RT: Related Term. A Related Term has a close conceptual relationship to the main term but does not have the direct class/subclass relationship of Broader Terms and Narrower Terms. Related Term references help users by reminding them of other terms that they may want to use in indexing or searching. Related Term references and their main terms are reciprocals of one another.
2. Rotated Term List
The rotated term list is designed to help searchers identify terms that share a common word or phrase. It lists each preferred term from the thesaurus by each significant component word in the term. For example, the term Child health is listed twice, once under Child and once under Health. Insignificant words such as prepositions (e.g., for, of, with) are not included, so the term Conflict of interest is listed under Conflict and Interest, but not under Of. Terms sharing the same component word are listed alphabetically at that word. For example, terms containing the word Children are arranged like this:

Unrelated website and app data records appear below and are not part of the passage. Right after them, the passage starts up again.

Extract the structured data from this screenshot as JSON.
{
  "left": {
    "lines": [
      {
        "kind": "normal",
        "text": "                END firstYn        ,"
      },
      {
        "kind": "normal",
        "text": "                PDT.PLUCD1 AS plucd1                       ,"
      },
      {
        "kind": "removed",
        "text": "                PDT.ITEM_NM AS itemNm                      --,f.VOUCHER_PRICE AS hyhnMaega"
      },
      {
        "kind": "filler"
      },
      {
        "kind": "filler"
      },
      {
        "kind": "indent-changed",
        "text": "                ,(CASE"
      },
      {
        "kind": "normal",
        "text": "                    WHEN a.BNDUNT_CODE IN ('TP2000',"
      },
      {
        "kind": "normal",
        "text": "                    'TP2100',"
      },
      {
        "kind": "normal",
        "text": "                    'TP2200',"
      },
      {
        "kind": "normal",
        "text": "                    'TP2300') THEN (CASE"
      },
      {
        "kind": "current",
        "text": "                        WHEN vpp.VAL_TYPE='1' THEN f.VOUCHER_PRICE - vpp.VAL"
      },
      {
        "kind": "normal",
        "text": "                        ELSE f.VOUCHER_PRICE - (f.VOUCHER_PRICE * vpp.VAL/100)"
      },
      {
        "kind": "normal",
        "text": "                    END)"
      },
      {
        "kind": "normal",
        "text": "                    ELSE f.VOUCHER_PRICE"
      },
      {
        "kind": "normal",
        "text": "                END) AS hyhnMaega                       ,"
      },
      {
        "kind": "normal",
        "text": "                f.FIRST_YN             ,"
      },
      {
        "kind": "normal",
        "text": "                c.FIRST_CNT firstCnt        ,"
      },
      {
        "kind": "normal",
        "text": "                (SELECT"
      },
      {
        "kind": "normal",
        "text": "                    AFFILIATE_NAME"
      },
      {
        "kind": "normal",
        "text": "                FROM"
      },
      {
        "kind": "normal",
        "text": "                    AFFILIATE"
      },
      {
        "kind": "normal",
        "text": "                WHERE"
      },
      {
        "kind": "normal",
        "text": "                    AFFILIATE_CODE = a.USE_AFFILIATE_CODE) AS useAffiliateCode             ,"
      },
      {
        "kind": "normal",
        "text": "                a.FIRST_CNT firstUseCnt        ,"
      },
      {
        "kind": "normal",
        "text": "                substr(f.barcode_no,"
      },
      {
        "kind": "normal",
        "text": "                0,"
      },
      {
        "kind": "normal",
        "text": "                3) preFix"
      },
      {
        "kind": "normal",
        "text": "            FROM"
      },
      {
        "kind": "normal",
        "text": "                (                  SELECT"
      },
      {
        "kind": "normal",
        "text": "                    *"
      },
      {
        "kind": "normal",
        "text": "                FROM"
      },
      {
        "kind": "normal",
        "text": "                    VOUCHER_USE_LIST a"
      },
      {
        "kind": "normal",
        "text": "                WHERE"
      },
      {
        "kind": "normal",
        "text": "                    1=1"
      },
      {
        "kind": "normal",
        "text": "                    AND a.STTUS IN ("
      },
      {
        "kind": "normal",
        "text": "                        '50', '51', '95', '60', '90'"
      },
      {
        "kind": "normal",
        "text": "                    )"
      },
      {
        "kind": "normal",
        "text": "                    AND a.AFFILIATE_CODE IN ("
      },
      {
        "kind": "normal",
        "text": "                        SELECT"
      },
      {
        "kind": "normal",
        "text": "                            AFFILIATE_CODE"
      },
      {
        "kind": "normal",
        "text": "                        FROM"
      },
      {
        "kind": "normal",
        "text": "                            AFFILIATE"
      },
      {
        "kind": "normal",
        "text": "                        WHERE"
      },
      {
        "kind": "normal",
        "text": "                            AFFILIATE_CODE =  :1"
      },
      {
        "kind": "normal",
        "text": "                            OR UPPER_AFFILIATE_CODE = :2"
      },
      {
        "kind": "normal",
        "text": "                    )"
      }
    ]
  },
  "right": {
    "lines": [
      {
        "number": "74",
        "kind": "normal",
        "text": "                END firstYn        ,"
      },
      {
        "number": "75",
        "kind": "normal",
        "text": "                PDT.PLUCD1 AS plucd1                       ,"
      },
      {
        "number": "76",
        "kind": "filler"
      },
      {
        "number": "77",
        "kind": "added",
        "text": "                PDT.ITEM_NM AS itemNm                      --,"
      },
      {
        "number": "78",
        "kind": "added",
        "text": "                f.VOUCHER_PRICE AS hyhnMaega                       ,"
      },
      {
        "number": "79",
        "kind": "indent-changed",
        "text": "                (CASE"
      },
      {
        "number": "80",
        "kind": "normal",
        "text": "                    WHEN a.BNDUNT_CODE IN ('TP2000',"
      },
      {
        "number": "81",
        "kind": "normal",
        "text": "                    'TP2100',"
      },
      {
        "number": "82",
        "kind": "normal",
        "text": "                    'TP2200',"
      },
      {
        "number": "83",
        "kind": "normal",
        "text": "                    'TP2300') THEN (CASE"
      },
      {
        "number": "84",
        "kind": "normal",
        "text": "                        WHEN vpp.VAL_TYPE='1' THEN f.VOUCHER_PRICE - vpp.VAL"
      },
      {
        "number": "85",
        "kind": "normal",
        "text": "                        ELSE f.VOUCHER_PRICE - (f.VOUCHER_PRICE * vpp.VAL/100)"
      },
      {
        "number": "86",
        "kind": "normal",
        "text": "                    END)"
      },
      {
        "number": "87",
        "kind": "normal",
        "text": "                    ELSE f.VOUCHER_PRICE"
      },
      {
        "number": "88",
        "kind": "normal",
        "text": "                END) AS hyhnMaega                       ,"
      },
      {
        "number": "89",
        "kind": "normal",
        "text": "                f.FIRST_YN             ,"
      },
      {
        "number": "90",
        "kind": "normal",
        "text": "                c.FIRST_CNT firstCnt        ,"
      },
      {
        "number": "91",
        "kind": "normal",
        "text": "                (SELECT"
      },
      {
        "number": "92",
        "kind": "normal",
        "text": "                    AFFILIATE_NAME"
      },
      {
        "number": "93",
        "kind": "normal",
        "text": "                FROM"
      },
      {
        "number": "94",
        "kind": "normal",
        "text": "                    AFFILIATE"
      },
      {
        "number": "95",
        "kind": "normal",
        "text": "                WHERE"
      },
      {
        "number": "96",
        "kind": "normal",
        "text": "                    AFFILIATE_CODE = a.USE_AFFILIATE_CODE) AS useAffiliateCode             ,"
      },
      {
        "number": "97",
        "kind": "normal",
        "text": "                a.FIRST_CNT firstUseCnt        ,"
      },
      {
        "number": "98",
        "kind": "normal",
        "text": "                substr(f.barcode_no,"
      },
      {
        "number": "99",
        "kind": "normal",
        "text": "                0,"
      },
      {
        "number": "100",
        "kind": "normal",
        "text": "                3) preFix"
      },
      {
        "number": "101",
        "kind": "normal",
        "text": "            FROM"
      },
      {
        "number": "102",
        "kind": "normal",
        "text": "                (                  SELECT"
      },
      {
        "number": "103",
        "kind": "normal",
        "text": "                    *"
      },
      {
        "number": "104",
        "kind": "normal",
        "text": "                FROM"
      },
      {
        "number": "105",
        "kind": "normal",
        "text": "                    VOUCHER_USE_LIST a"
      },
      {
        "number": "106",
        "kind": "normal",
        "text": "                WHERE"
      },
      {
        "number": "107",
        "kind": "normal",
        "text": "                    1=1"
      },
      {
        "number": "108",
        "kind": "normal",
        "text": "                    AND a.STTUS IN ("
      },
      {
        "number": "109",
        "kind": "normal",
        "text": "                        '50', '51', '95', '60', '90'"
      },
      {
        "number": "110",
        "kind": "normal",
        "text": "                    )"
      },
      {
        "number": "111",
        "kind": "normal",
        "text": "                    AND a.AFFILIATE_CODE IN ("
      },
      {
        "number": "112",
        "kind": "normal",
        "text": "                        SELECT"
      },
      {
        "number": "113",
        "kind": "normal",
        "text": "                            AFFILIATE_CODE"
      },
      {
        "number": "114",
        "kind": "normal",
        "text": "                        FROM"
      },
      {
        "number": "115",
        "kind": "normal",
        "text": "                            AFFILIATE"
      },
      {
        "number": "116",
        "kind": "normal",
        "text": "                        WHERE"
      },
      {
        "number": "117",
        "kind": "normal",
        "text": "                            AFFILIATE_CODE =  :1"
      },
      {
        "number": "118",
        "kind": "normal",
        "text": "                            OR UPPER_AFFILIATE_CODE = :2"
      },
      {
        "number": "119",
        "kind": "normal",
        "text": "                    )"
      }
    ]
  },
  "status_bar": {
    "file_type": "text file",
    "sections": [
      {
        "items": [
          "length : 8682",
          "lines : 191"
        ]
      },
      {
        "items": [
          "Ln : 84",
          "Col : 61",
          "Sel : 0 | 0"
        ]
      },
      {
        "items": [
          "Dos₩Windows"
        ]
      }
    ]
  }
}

Children with special health care needs
The rotated term list includes only valid descriptors (preferred terms). It does not include lead-in terms (nonpreferred terms) that are included in the alphabetical list to assist searchers in finding the preferred term for a concept. For example, the alphabetical list includes this entry: Teenagers USE Adolescents. The word Adolescents is in the rotated list, but the word Teenagers is not.
The header word for each group of terms is a valid descriptor only if the same word is included in the list of terms under the header word. For example, Children is a valid descriptor because it is included in the list above. In this entry
the word Ability is not a valid descriptor by itself because it is not included in the list of terms.
3. Subject Categories
The subject categories are a system of broad categories into which all descriptors are grouped. The purpose of these categories is to provide an easy access point, especially for searchers who are unfamiliar with the terms included in the thesaurus. Each term in the thesaurus is assigned to only one subject category. These lists include preferred and nonpreferred terms, so it is important to check the alphabetical list before using a term.
The subject categories are
Agencies and Organizations
Chemicals and Drugs
Diseases and Disorders
Diagnosis and Intervention
Economics and Politics
Education and Training
Facilities and Buildings
Field, Discipline, and Occupational Groups
Health Promotion and Disease Prevention
Health Services Management
Law and Legal Issues
Nutrition and Food
Psychology and Development
Research and Data
Reproduction and Genetics
Social and Demographic Issues
Technology, Information, and Publications
The Web version of this thesaurus, posted at http://www.mchthesaurus.info, includes the PDF version of this document, plus the following:
The Alphabetical List and the Rotated List are broken down into 26 segments that are browsable independently. For example, to find terms related to Children, users can click on the C at the top of either list and bypass the earlier parts of the alphabet.
The Subject Categories are displayed in three ways.